Wastewater treatment is typically overseen by a community utility or public works department that ensures water quality standards are met before the treated water is discharged back into the environment. In most localities, all publicly-supplied water is treated to meet federal drinking water standards, regardless of whether it will be used for drinking. Nearly 240 million Americans – 76% of the population – rely on the nation’s 14,748 treatment plants for wastewater sanitation. By 2032 it is expected that 56 million more people will connect to centralized treatment plants, rather than private septic systems – a 23% increase in demand. In the U.S., there are over 800,000 miles of public sewers and 500,000 miles of private lateral sewers connecting private property to public sewer lines. Each of these conveyance systems is susceptible to structural failure, blockages, and overflows. The U.S. Environmental Protection Agency (EPA) estimates that at least 23,000 to 75,000 sanitary sewer overflow events occur in the United States each year.
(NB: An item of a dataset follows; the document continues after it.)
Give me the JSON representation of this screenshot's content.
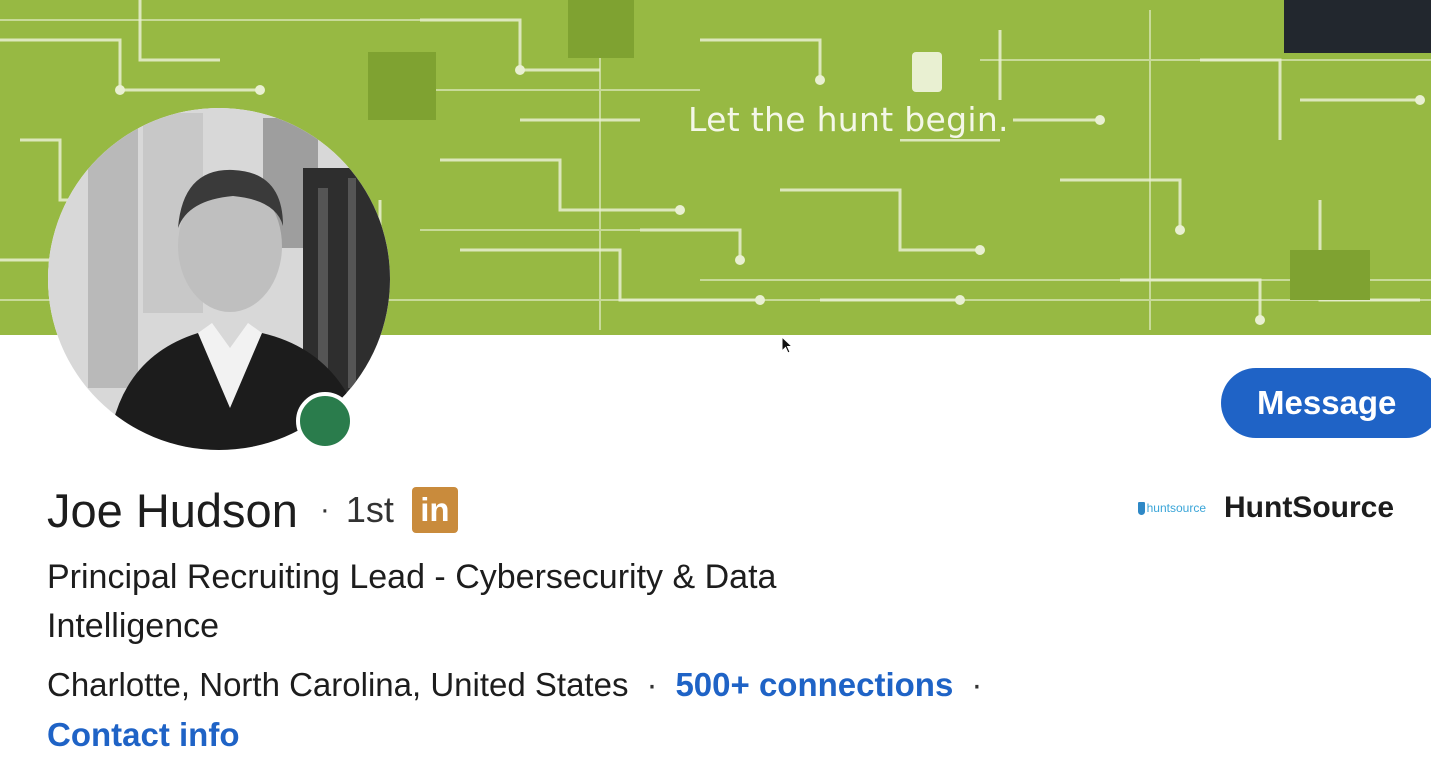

As new users are connected to centralized treatment, older conveyance and treatment systems must manage increasing flow or new treatment facilities must be constructed. It is estimated 532 new systems will need to be constructed by 2032 to meet future treatment needs.